I recently traveled to Rome for the first time and the saying “When in Rome, do as the Romans do” kept going through my mind. So, of course, I gulped down cappuccinos and pastries at snack bars, imbibed vast quantities of vino, spoke the little Italian I picked up along the way and also went to work – well sort of. I visited the Leo Burnett Rome office and was warmly greeted with several “buongiornos” and “ciaos.” With 55 employees and a full kitchen (yes, they cook there) including a fabulous cappuccino machine, it was quite a change from the Chicago office. It was interesting to learn that Leo Burnett Rome doesn’t employ User Experience Design professionals like Interaction Designers and Content Strategists, but they do employ Architects and Interior Designers. Quite often they create tradeshow displays, storefronts and even office spaces for many of their clients.
Leo Burnett Italia consists of offices in Milan, Turin and Rome. Many of the digital projects are handled at the Milan office and employees across the three offices often work together on client projects and campaigns. I met with the General Manager, Fabio Bianchi, and he introduced me to several Roman Burnetters and shared some of the really cool work they’ve created in the old country.

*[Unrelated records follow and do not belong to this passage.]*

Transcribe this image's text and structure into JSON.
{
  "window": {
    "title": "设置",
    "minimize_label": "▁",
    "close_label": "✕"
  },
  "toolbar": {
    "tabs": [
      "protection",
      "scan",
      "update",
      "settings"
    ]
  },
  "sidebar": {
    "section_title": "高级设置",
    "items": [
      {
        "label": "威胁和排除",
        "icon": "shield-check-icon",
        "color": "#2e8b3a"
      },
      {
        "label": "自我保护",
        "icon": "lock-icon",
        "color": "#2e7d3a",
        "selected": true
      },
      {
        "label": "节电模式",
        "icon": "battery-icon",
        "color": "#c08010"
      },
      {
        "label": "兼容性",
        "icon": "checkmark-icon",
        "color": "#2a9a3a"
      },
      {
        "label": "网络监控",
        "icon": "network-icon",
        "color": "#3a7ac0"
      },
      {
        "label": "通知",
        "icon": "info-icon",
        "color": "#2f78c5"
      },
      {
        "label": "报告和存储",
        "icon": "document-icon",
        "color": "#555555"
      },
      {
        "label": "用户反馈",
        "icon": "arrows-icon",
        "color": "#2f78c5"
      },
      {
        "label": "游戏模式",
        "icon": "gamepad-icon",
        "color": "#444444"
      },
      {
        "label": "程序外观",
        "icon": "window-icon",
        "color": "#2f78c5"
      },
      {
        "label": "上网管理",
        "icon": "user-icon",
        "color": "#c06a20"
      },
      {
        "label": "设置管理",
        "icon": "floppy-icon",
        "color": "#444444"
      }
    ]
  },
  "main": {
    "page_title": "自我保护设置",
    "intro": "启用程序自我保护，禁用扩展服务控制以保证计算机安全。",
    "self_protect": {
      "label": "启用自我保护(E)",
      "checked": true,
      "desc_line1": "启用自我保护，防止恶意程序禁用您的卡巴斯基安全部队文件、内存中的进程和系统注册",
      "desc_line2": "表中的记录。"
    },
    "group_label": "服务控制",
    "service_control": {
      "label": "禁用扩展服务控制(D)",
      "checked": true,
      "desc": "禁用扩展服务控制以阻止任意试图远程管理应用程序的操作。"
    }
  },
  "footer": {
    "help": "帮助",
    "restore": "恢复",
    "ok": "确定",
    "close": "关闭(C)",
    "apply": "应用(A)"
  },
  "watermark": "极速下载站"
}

The controversial Amica Chips commercial was quite memorable. The humorous 30-second spot, starring the famous pornography star Rocco Siffredi, uses a play on words with “chips,” which has a double meaning in Italian slang. The Association of Catholic Families considered the ad offensive and asked the TV Authority to withdraw it. Though it only aired once, the spot brought success to the brand and Leo Burnett through media coverage, YouTube views and bloggers who wanted the commercial back on the air. When it was finally reinstated with a few smart changes, fans rejoiced and Amica Chips’ CEO couldn’t be happier with increased sales of 27 percent.
A more recent campaign was the AVIS Save the Life campaign. Most young Italians do not donate blood because they are not personally affected. The demand for blood seems distant for them and the agency wanted to bring that demand closer to home. This effort was created to help recruit more young donors and catch the attention of young people where they have all their friendships – Facebook. The Save the Life video was made for Facebook and allows users to create their own version of the film from their POV and send to a friend, asking “Will you help your friend?” After watching and sharing a version of their own, users receive a personal invitation to donate blood. Customizing the video definitely gets the message across in a clear way, which will hopefully result in more blood donation appointments and ultimately more saved lives.
I’m glad I had the opportunity to visit Leo Burnett Rome. It was refreshing to see how another office operates and learn about the cultural differences and obstacles we have to overcome in order to change the way people think. From Chicago to Rome, there’s still an underlying theme: To be the world’s best creator of ideas that truly move people – bar none.